random memes }

Strict mode for Javascript - continued

Seems the prior post gathered some response.

To set expectations - this is my personal weblog. What I put here is the bits that (to my mind) might be otherwise missing. I am not interested in repeating material covered elsewhere. If you are already well-read, then I hope these bits will nudge your thinking forward a bit (even if you do not entirely agree with my conclusions).

On the other had, if you are seriously short of clues, I am not going to help you. Spent enough time on USENET News (long ago) to note the point of diminishing returns. Since I write these bits as an entertainment (of sorts), I am not going to invest a lot of time with folk who are too many laps behind.

Javascript is at heart a dynamic, prototype-based sort of object-oriented language. Most folk coming to Javascript are acquainted with static, class-based languages - and have little or no experience with anything different. The natural inclination is to transfer learned habits from the old to the new language - and that is a mistake.

Back in the late-1980's or early-1990's one writer came up with a classification scheme for object-oriented languages. There were many variations proposed and explored in that time, so a scheme that enumerated the important aspects was very useful. (Wish I knew how to find the article - it was in an ACM or IEEE publication of that period, I believe.) As a guess, I suspect that most of the current generation of programmers is not aware of the possible variations, and assume all object-oriented languages must be like Java / C++ / C#, and expect the same learned habits to still make sense with Javascript.

Disregarding the usual noise, there is one bit which it is worth responding, as it (quite unintentionally) illustrates my point.

New gives you prototype inheritance, performance benefits, and it's about language semantics.

That is exactly my point! ... only the reality differs from the assumptions of the guy making the comment (and I suspect he has a lot of company). Back in the late 1980's / early 1990's the pragmatic consensus was to move forward with object-oriented languages that could be made to run efficiently on the then-current hardware. How to generate optimal code for static class hierarchies was fairly well understood, at that time. More dynamic object-oriented languages were simply too hard to optimize.

The v8 Javascript engine offers a good example. The combined memory and CPU footprint of an efficient Javascript engine was simply impossible on circa-1990 computers. What is practical and reasonable on current-generation computers was - twenty years back - completely not practical.

My reading of the articles on the current-generation Javascript engines was that the toughest problem - and main aim of implementors - was to optimize in the absence of static-class hierarchies, and that quasi-static classes are not particularly optimized.

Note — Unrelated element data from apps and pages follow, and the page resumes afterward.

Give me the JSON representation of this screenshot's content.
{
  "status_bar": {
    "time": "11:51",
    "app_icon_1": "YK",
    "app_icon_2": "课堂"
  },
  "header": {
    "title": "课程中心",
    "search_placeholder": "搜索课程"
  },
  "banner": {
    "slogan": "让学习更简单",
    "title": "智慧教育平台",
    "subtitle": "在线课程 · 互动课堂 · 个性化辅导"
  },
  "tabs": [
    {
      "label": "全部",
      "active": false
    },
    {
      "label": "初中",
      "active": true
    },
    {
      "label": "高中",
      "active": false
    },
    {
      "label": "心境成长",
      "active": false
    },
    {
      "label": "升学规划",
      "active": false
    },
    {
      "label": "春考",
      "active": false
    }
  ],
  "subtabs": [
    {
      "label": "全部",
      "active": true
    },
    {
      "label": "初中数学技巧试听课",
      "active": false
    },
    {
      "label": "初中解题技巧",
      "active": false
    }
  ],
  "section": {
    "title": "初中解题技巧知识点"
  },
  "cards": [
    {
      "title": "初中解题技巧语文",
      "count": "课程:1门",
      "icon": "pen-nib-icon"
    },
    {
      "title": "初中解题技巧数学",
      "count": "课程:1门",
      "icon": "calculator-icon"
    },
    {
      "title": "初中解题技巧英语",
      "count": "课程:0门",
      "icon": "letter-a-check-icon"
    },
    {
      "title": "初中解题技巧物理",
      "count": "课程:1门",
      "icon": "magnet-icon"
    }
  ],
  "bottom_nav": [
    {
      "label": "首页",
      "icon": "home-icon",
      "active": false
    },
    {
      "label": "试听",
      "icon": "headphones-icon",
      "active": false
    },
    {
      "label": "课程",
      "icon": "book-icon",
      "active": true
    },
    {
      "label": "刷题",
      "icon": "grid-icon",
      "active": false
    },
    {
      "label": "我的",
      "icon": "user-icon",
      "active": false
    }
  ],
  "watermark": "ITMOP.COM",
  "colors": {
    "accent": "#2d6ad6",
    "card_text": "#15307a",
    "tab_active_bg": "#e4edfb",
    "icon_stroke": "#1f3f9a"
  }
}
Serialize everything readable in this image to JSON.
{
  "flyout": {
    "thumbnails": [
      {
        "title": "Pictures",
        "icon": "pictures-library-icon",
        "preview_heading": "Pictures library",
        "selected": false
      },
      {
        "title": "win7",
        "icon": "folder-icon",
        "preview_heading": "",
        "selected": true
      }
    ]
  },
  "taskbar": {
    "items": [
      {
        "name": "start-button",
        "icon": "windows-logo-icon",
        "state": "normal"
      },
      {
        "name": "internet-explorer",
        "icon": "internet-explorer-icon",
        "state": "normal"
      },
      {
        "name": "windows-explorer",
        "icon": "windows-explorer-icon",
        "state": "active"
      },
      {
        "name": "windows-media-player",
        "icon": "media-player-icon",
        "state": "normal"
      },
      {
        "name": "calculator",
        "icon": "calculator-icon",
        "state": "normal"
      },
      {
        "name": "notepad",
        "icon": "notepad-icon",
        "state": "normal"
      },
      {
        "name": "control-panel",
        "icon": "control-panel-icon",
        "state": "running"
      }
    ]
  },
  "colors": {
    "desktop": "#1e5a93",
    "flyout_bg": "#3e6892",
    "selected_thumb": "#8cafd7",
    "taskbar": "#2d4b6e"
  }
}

This makes sense. Writing script for web pages is programming in the small. The number of entities on a web page is small, as are the number of repeated instances. Static classes with efficient support for huge numbers of behavior-identical instances are essentially useless in a web page. If you are creating large numbers of instances for a web page, you are almost certainly doing it wrong. (Note the "flyweight" class pattern is useful here.)

My assumption (from what I have read) is that "static" class hierarchies yield no particular benefit in client-side Javascript.

Assumptions should be checked ... so I wrote a micro-benchmark.

Method dispatch - Microbenchmark - Javascript The aim was to measure method-dispatch for three cases:

  1. The method is bound to the instance.
  2. The method is bound to the "class" (via the __proto__ member).
  3. The method is bound to the "class" (via the function invoked via new).

What I see (in terms of exact results) will likely vary as each browser vendor tweaks their Javascript engine. The point - in the case of the current discussion - is that static class hierarchies yield no significant advantage. It does make perfect sense that static-class languages can deliver bare-hardware performance numbers (which I do expect to use). For web page script, I expect static-like class usage to yield no significant benefit.

For programmers coming from C++/Java/C#, the notions that made sense no longer apply. Thus the emphasis on denying any semblance to static-class languages. This was exactly my point.